There seems to have been a spasm an unusual concentration of articles recently advancing the theory (I generalize) that all is well in BigLaw and that in fact even the universally acknowledged cost/benefit mismatch of a JD degree is mistaken.
Regular readers know that I’m the last person to be apocalyptic about the legal industry writ large, but I also would like to believe I apply rigor in analysis and tough love in attitude, so when sloppy happy talk comes front and center I feel compelled to respond.
Law schools first:
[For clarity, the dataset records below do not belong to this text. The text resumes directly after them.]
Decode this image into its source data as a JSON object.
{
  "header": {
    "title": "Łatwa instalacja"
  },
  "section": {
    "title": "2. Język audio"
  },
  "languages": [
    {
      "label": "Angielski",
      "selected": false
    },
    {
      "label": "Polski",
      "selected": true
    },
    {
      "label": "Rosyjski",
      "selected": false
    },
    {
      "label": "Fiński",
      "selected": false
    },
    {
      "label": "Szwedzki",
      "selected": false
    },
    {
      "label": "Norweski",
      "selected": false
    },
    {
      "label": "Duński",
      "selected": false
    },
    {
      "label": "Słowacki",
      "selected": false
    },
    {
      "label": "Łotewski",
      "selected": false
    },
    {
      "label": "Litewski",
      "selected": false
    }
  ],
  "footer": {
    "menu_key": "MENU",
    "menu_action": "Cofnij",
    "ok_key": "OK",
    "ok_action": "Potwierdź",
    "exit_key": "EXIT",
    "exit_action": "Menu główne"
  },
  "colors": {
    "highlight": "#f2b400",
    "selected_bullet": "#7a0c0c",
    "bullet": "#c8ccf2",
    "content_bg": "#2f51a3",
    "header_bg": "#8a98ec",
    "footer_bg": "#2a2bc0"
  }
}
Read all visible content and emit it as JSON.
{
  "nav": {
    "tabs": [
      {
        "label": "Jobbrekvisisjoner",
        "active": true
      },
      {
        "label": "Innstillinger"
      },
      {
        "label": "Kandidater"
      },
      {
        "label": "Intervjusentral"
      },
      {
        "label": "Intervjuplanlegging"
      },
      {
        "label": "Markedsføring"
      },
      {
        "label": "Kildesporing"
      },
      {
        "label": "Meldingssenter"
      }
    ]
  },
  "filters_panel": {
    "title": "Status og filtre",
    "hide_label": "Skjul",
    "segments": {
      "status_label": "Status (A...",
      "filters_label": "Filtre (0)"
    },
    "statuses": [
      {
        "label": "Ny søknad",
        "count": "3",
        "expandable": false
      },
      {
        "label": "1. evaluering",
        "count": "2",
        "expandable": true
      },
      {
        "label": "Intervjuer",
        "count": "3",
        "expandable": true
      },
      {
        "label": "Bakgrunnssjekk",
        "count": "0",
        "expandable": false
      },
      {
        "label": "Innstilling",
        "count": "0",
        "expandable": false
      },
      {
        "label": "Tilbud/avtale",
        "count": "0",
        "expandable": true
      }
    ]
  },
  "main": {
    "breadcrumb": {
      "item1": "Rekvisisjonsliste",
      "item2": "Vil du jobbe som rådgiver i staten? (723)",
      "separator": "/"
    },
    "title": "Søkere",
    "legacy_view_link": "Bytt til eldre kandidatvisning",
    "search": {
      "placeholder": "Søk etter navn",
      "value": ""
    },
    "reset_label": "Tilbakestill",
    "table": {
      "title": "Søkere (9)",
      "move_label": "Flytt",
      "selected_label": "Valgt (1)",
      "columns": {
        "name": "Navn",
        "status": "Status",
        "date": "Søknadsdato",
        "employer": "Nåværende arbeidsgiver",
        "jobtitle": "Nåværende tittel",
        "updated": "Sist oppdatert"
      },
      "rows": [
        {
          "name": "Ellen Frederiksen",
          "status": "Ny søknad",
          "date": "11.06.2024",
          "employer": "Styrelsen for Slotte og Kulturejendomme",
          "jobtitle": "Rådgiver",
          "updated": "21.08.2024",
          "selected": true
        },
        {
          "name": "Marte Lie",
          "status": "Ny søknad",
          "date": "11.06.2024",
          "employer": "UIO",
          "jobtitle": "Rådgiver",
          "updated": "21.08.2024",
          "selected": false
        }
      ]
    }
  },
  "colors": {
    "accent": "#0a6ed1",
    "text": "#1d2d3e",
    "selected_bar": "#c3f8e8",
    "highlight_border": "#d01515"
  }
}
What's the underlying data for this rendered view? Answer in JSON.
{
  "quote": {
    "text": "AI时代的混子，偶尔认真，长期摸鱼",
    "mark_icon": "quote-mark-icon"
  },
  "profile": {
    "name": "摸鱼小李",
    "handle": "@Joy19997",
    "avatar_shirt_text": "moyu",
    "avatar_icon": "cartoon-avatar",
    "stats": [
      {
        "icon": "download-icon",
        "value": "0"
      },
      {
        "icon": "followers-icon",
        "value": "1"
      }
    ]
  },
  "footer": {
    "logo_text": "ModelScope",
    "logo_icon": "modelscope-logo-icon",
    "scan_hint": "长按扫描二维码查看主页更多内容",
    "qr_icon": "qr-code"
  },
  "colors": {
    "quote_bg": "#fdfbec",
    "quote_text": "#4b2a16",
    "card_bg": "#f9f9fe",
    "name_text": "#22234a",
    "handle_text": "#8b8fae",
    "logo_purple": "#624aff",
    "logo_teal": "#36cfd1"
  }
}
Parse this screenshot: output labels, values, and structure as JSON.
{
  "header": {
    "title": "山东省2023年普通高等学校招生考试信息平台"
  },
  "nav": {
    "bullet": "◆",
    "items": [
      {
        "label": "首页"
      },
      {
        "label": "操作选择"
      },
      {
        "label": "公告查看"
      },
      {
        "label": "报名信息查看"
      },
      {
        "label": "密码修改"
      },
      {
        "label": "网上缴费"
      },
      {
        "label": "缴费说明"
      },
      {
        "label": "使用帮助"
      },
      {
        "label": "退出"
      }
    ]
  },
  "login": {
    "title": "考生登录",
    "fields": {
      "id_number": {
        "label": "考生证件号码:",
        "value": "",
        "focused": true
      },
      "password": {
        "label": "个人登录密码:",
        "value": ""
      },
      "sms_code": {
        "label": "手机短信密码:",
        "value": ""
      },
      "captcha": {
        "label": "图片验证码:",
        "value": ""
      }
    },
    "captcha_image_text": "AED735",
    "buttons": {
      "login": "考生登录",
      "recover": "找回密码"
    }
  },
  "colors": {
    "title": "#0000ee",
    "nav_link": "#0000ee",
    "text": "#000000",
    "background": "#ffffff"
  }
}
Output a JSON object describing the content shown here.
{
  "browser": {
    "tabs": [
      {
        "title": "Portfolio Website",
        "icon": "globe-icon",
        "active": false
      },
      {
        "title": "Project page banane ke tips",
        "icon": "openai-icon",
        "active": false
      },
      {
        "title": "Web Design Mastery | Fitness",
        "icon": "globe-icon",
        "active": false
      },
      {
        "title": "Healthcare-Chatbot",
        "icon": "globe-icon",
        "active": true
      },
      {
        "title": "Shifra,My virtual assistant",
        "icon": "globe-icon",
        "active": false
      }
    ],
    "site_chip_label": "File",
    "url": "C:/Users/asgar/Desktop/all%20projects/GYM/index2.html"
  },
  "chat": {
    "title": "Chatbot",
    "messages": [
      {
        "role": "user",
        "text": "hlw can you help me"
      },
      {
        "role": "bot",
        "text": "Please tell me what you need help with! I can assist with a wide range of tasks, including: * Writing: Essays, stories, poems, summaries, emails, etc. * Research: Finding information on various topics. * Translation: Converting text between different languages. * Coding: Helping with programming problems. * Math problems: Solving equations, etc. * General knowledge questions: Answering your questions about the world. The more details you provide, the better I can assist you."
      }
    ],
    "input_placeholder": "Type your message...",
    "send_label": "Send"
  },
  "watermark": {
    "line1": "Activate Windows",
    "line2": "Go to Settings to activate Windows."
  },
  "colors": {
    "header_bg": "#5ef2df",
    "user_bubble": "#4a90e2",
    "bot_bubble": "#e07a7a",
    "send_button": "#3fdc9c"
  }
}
I haven’t really entered the “Law school NPV—positive or negative?” debate and I don’t plan to start. It’s of enormous import on many levels, from the tragic human toll to the socioeconomic policy questions it raises, but it’s simply a bit far afield for me to give it the attention it deserves. And I’m not going to do a half-baked job. Still, for the yin and yang of this debate, I refer you to (first pro and then con):
The Economic Value of a Law Degree, the abstract of which reads in haec verba:
This is a powerpoint presentation of “The Economic Value of a Law Degree” that was originally presented at the American Law & Economics Association Conference on May 18, 2013.
The full article is available here: http://ssrn.com/abstract=2250585.
Legal academics and journalists have marshaled statistics purporting to show that enrolling in law school is irrational. We investigate the economic value of a law degree and find the opposite: given current tuition levels, the median and even 25th percentile annual earnings premiums justify enrollment. For most law school graduates, the net present value of a law degree typically exceeds its cost by hundreds of thousands of dollars.
We improve upon previous studies by tracking lifetime earnings of a large sample of law degree holders.Previous studies focused on starting salaries, generic professional degree holders, or the subset of law degree holders who practice law. We also include unemployment and disability risk rather than assume continuous full time employment.After controlling for observable ability sorting, we find that a law degree is associated with a 60 percent median increase in monthly earnings and 50 percent increase in median hourly wages. The mean annual earnings premium of a law degree is approximately $53,300 in 2012 dollars. The law degree earnings premium is cyclical and recent years are within historic norms.
[And the “money quote”—Bruce]: We estimate the mean pre-tax lifetime value of a law degree as approximately $1,000,000.
And to: Why the “Million Dollar Law Degree” Study Fails, by Brian Tamanaha, which concludes:
For [the authors’] study to have predictive value, they must establish two points: 1) that their 16-year slice is sufficiently representative of law grad earnings over time to be considered a “historic norm”; and 2) that the next generation of law grad earnings will resemble the earnings period captured in their study. They did not make either argument—indeed they assumed away the first—and the weight of evidence is against them on both.
Full disclosure: I side resoundingly with Tamanaha (and it’s not because he drops my name in the good company of Bill Henderson, Richard Susskind, and Steven Harper).
Now, on to the matter closer to hand for Adam Smith, Esq.: Whether BigLaw is “alive, well, and rich” or whether there may be reason to snap to attention and kill the attitude of comfortable complacency.